**What to work on:**
Gather from the material every line that contains the string "resources".

**Input records:**
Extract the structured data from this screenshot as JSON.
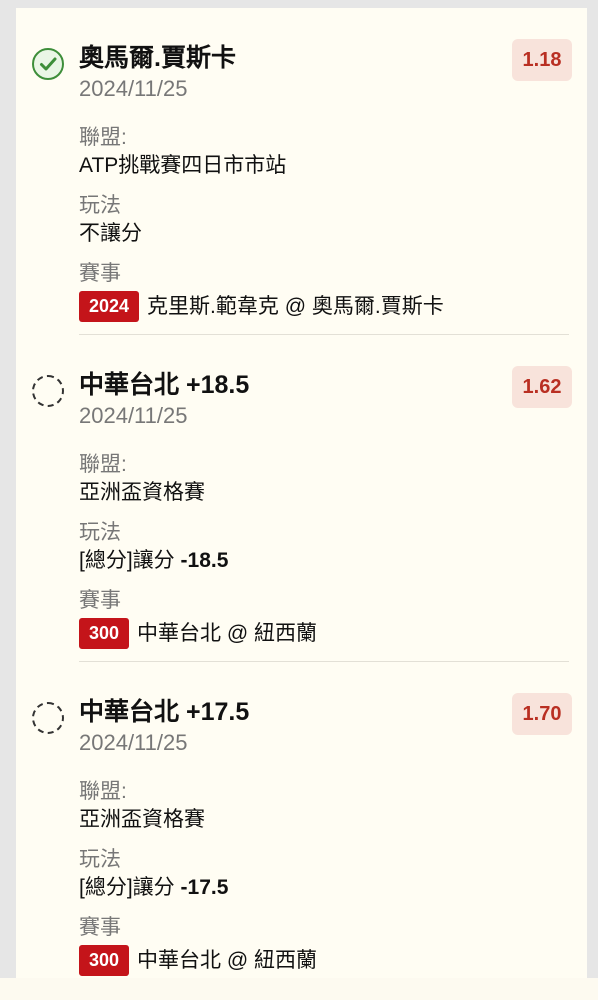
{
  "labels": {
    "league": "聯盟:",
    "play": "玩法",
    "event": "賽事"
  },
  "bets": [
    {
      "status": "selected",
      "status_icon": "check-circle-icon",
      "selection": "奧馬爾.賈斯卡",
      "line": "",
      "date": "2024/11/25",
      "odds": "1.18",
      "league": "ATP挑戰賽四日市市站",
      "play_prefix": "不讓分",
      "play_value": "",
      "event_tag": "2024",
      "event_matchup": "克里斯.範韋克 @ 奧馬爾.賈斯卡"
    },
    {
      "status": "unselected",
      "status_icon": "dashed-circle-icon",
      "selection": "中華台北",
      "line": "+18.5",
      "date": "2024/11/25",
      "odds": "1.62",
      "league": "亞洲盃資格賽",
      "play_prefix": "[總分]讓分",
      "play_value": "-18.5",
      "event_tag": "300",
      "event_matchup": "中華台北 @ 紐西蘭"
    },
    {
      "status": "unselected",
      "status_icon": "dashed-circle-icon",
      "selection": "中華台北",
      "line": "+17.5",
      "date": "2024/11/25",
      "odds": "1.70",
      "league": "亞洲盃資格賽",
      "play_prefix": "[總分]讓分",
      "play_value": "-17.5",
      "event_tag": "300",
      "event_matchup": "中華台北 @ 紐西蘭"
    }
  ],
  "colors": {
    "accent_red": "#c4141a",
    "odds_text": "#b92f22",
    "odds_background": "#f8e3db",
    "check_green": "#3e8e3a",
    "panel_background": "#fffdf3"
  }
}
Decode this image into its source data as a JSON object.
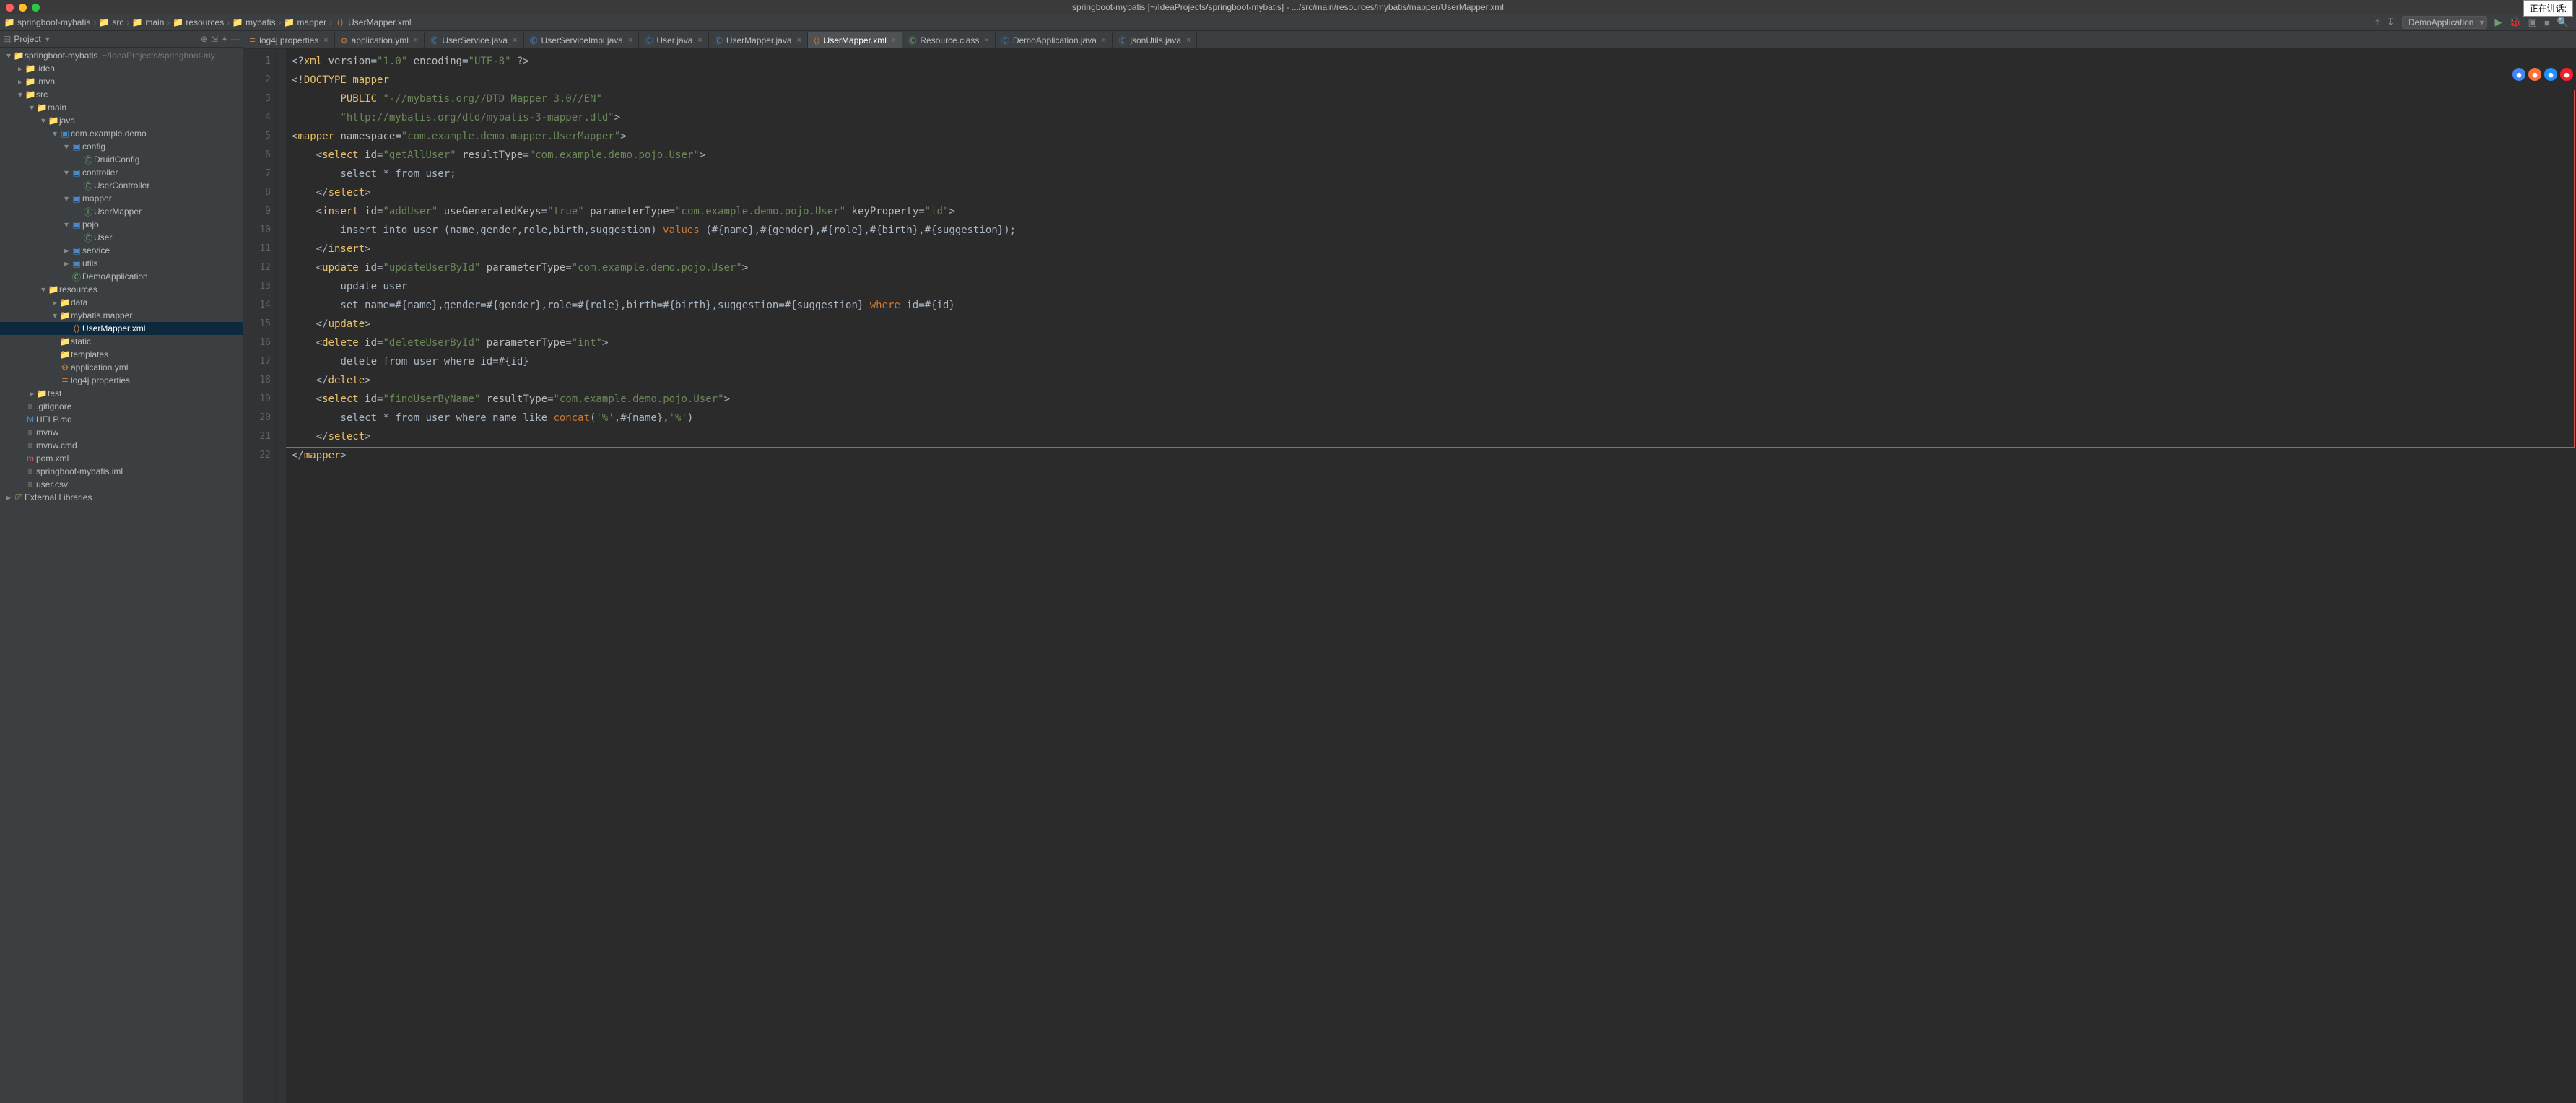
{
  "mac_title": "springboot-mybatis [~/IdeaProjects/springboot-mybatis] - .../src/main/resources/mybatis/mapper/UserMapper.xml",
  "speaking_label": "正在讲话:",
  "breadcrumbs": [
    {
      "icon": "folder",
      "label": "springboot-mybatis"
    },
    {
      "icon": "folder",
      "label": "src"
    },
    {
      "icon": "folder",
      "label": "main"
    },
    {
      "icon": "folder",
      "label": "resources"
    },
    {
      "icon": "folder",
      "label": "mybatis"
    },
    {
      "icon": "folder",
      "label": "mapper"
    },
    {
      "icon": "xml",
      "label": "UserMapper.xml"
    }
  ],
  "run_config": "DemoApplication",
  "project_pane_title": "Project",
  "tree": [
    {
      "d": 0,
      "tw": "▾",
      "ic": "folder",
      "lbl": "springboot-mybatis",
      "hint": "~/IdeaProjects/springboot-my…"
    },
    {
      "d": 1,
      "tw": "▸",
      "ic": "folder",
      "lbl": ".idea"
    },
    {
      "d": 1,
      "tw": "▸",
      "ic": "folder",
      "lbl": ".mvn"
    },
    {
      "d": 1,
      "tw": "▾",
      "ic": "folder",
      "lbl": "src"
    },
    {
      "d": 2,
      "tw": "▾",
      "ic": "folder",
      "lbl": "main"
    },
    {
      "d": 3,
      "tw": "▾",
      "ic": "folder-src",
      "lbl": "java"
    },
    {
      "d": 4,
      "tw": "▾",
      "ic": "package",
      "lbl": "com.example.demo"
    },
    {
      "d": 5,
      "tw": "▾",
      "ic": "package",
      "lbl": "config"
    },
    {
      "d": 6,
      "tw": "",
      "ic": "class",
      "lbl": "DruidConfig"
    },
    {
      "d": 5,
      "tw": "▾",
      "ic": "package",
      "lbl": "controller"
    },
    {
      "d": 6,
      "tw": "",
      "ic": "class",
      "lbl": "UserController"
    },
    {
      "d": 5,
      "tw": "▾",
      "ic": "package",
      "lbl": "mapper"
    },
    {
      "d": 6,
      "tw": "",
      "ic": "interface",
      "lbl": "UserMapper"
    },
    {
      "d": 5,
      "tw": "▾",
      "ic": "package",
      "lbl": "pojo"
    },
    {
      "d": 6,
      "tw": "",
      "ic": "class",
      "lbl": "User"
    },
    {
      "d": 5,
      "tw": "▸",
      "ic": "package",
      "lbl": "service"
    },
    {
      "d": 5,
      "tw": "▸",
      "ic": "package",
      "lbl": "utils"
    },
    {
      "d": 5,
      "tw": "",
      "ic": "class",
      "lbl": "DemoApplication"
    },
    {
      "d": 3,
      "tw": "▾",
      "ic": "folder-res",
      "lbl": "resources"
    },
    {
      "d": 4,
      "tw": "▸",
      "ic": "folder",
      "lbl": "data"
    },
    {
      "d": 4,
      "tw": "▾",
      "ic": "folder",
      "lbl": "mybatis.mapper"
    },
    {
      "d": 5,
      "tw": "",
      "ic": "xml",
      "lbl": "UserMapper.xml",
      "sel": true
    },
    {
      "d": 4,
      "tw": "",
      "ic": "folder",
      "lbl": "static"
    },
    {
      "d": 4,
      "tw": "",
      "ic": "folder",
      "lbl": "templates"
    },
    {
      "d": 4,
      "tw": "",
      "ic": "yml",
      "lbl": "application.yml"
    },
    {
      "d": 4,
      "tw": "",
      "ic": "prop",
      "lbl": "log4j.properties"
    },
    {
      "d": 2,
      "tw": "▸",
      "ic": "folder-src",
      "lbl": "test"
    },
    {
      "d": 1,
      "tw": "",
      "ic": "txt",
      "lbl": ".gitignore"
    },
    {
      "d": 1,
      "tw": "",
      "ic": "md",
      "lbl": "HELP.md"
    },
    {
      "d": 1,
      "tw": "",
      "ic": "txt",
      "lbl": "mvnw"
    },
    {
      "d": 1,
      "tw": "",
      "ic": "txt",
      "lbl": "mvnw.cmd"
    },
    {
      "d": 1,
      "tw": "",
      "ic": "m",
      "lbl": "pom.xml"
    },
    {
      "d": 1,
      "tw": "",
      "ic": "txt",
      "lbl": "springboot-mybatis.iml"
    },
    {
      "d": 1,
      "tw": "",
      "ic": "txt",
      "lbl": "user.csv"
    },
    {
      "d": 0,
      "tw": "▸",
      "ic": "lib",
      "lbl": "External Libraries"
    }
  ],
  "tabs": [
    {
      "ic": "prop",
      "label": "log4j.properties"
    },
    {
      "ic": "yml",
      "label": "application.yml"
    },
    {
      "ic": "java",
      "label": "UserService.java"
    },
    {
      "ic": "java",
      "label": "UserServiceImpl.java"
    },
    {
      "ic": "java",
      "label": "User.java"
    },
    {
      "ic": "java",
      "label": "UserMapper.java"
    },
    {
      "ic": "xml",
      "label": "UserMapper.xml",
      "active": true
    },
    {
      "ic": "class",
      "label": "Resource.class"
    },
    {
      "ic": "java",
      "label": "DemoApplication.java"
    },
    {
      "ic": "java",
      "label": "jsonUtils.java"
    }
  ],
  "line_count": 22,
  "code_lines": [
    {
      "html": "<span class='p'>&lt;?</span><span class='t'>xml</span> <span class='a'>version</span><span class='p'>=</span><span class='s'>\"1.0\"</span> <span class='a'>encoding</span><span class='p'>=</span><span class='s'>\"UTF-8\"</span> <span class='p'>?&gt;</span>"
    },
    {
      "html": "<span class='p'>&lt;!</span><span class='t'>DOCTYPE</span> <span class='t'>mapper</span>"
    },
    {
      "html": "        <span class='t'>PUBLIC</span> <span class='s'>\"-//mybatis.org//DTD Mapper 3.0//EN\"</span>"
    },
    {
      "html": "        <span class='s'>\"http://mybatis.org/dtd/mybatis-3-mapper.dtd\"</span><span class='p'>&gt;</span>"
    },
    {
      "html": "<span class='p'>&lt;</span><span class='t'>mapper</span> <span class='a'>namespace</span><span class='p'>=</span><span class='s'>\"com.example.demo.mapper.UserMapper\"</span><span class='p'>&gt;</span>"
    },
    {
      "html": "    <span class='p'>&lt;</span><span class='t'>select</span> <span class='a'>id</span><span class='p'>=</span><span class='s'>\"getAllUser\"</span> <span class='a'>resultType</span><span class='p'>=</span><span class='s'>\"com.example.demo.pojo.User\"</span><span class='p'>&gt;</span>"
    },
    {
      "html": "        <span class='txt'>select * from user;</span>"
    },
    {
      "html": "    <span class='p'>&lt;/</span><span class='t'>select</span><span class='p'>&gt;</span>"
    },
    {
      "html": "    <span class='p'>&lt;</span><span class='t'>insert</span> <span class='a'>id</span><span class='p'>=</span><span class='s'>\"addUser\"</span> <span class='a'>useGeneratedKeys</span><span class='p'>=</span><span class='s'>\"true\"</span> <span class='a'>parameterType</span><span class='p'>=</span><span class='s'>\"com.example.demo.pojo.User\"</span> <span class='a'>keyProperty</span><span class='p'>=</span><span class='s'>\"id\"</span><span class='p'>&gt;</span>"
    },
    {
      "html": "        <span class='txt'>insert into user (name,gender,role,birth,suggestion)</span> <span class='kw'>values</span> <span class='txt'>(#{name},#{gender},#{role},#{birth},#{suggestion});</span>"
    },
    {
      "html": "    <span class='p'>&lt;/</span><span class='t'>insert</span><span class='p'>&gt;</span>"
    },
    {
      "html": "    <span class='p'>&lt;</span><span class='t'>update</span> <span class='a'>id</span><span class='p'>=</span><span class='s'>\"updateUserById\"</span> <span class='a'>parameterType</span><span class='p'>=</span><span class='s'>\"com.example.demo.pojo.User\"</span><span class='p'>&gt;</span>"
    },
    {
      "html": "        <span class='txt'>update user</span>"
    },
    {
      "html": "        <span class='txt'>set name=#{name},gender=#{gender},role=#{role},birth=#{birth},suggestion=#{suggestion}</span> <span class='kw'>where</span> <span class='txt'>id=#{id}</span>"
    },
    {
      "html": "    <span class='p'>&lt;/</span><span class='t'>update</span><span class='p'>&gt;</span>"
    },
    {
      "html": "    <span class='p'>&lt;</span><span class='t'>delete</span> <span class='a'>id</span><span class='p'>=</span><span class='s'>\"deleteUserById\"</span> <span class='a'>parameterType</span><span class='p'>=</span><span class='s'>\"int\"</span><span class='p'>&gt;</span>"
    },
    {
      "html": "        <span class='txt'>delete from user where id=#{id}</span>"
    },
    {
      "html": "    <span class='p'>&lt;/</span><span class='t'>delete</span><span class='p'>&gt;</span>"
    },
    {
      "html": "    <span class='p'>&lt;</span><span class='t'>select</span> <span class='a'>id</span><span class='p'>=</span><span class='s'>\"findUserByName\"</span> <span class='a'>resultType</span><span class='p'>=</span><span class='s'>\"com.example.demo.pojo.User\"</span><span class='p'>&gt;</span>"
    },
    {
      "html": "        <span class='txt'>select * from user where name like</span> <span class='kw'>concat</span><span class='txt'>(</span><span class='s'>'%'</span><span class='txt'>,#{name},</span><span class='s'>'%'</span><span class='txt'>)</span>"
    },
    {
      "html": "    <span class='p'>&lt;/</span><span class='t'>select</span><span class='p'>&gt;</span>"
    },
    {
      "html": "<span class='p'>&lt;/</span><span class='t'>mapper</span><span class='p'>&gt;</span>"
    }
  ],
  "browsers": [
    "chrome",
    "firefox",
    "safari",
    "opera"
  ]
}
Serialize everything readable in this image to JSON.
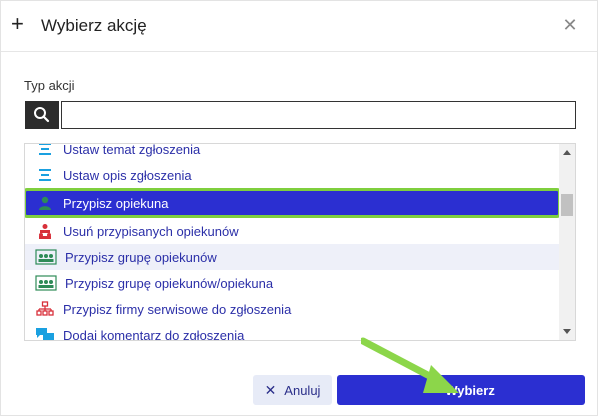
{
  "dialog": {
    "title": "Wybierz akcję",
    "plus_icon": "+",
    "close_icon": "✕"
  },
  "field": {
    "label": "Typ akcji",
    "value": "",
    "placeholder": ""
  },
  "list": {
    "items": [
      {
        "label": "Ustaw temat zgłoszenia",
        "icon": "lines-icon",
        "state": "partial"
      },
      {
        "label": "Ustaw opis zgłoszenia",
        "icon": "lines-icon",
        "state": "normal"
      },
      {
        "label": "Przypisz opiekuna",
        "icon": "person-icon",
        "state": "selected"
      },
      {
        "label": "Usuń przypisanych opiekunów",
        "icon": "people-remove-icon",
        "state": "normal"
      },
      {
        "label": "Przypisz grupę opiekunów",
        "icon": "group-icon",
        "state": "hover"
      },
      {
        "label": "Przypisz grupę opiekunów/opiekuna",
        "icon": "group-icon",
        "state": "normal"
      },
      {
        "label": "Przypisz firmy serwisowe do zgłoszenia",
        "icon": "org-chart-icon",
        "state": "normal"
      },
      {
        "label": "Dodaj komentarz do zgłoszenia",
        "icon": "comments-icon",
        "state": "normal"
      }
    ]
  },
  "buttons": {
    "cancel": "Anuluj",
    "select": "Wybierz"
  },
  "colors": {
    "primary": "#2b2fd1",
    "highlight_border": "#7fcf3e",
    "hover_row": "#eef0f9",
    "cancel_bg": "#e7ebf7",
    "icon_cyan": "#1aa0e0",
    "icon_green": "#2e8b57",
    "icon_red": "#d8303a"
  }
}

**Reply to the exercise:**
  "mac_title": "springboot-mybatis [~/IdeaProjects/springboot-mybatis] - .../src/main/resources/mybatis/mapper/UserMapper.xml",
      "label": "resources"
      "lbl": "resources"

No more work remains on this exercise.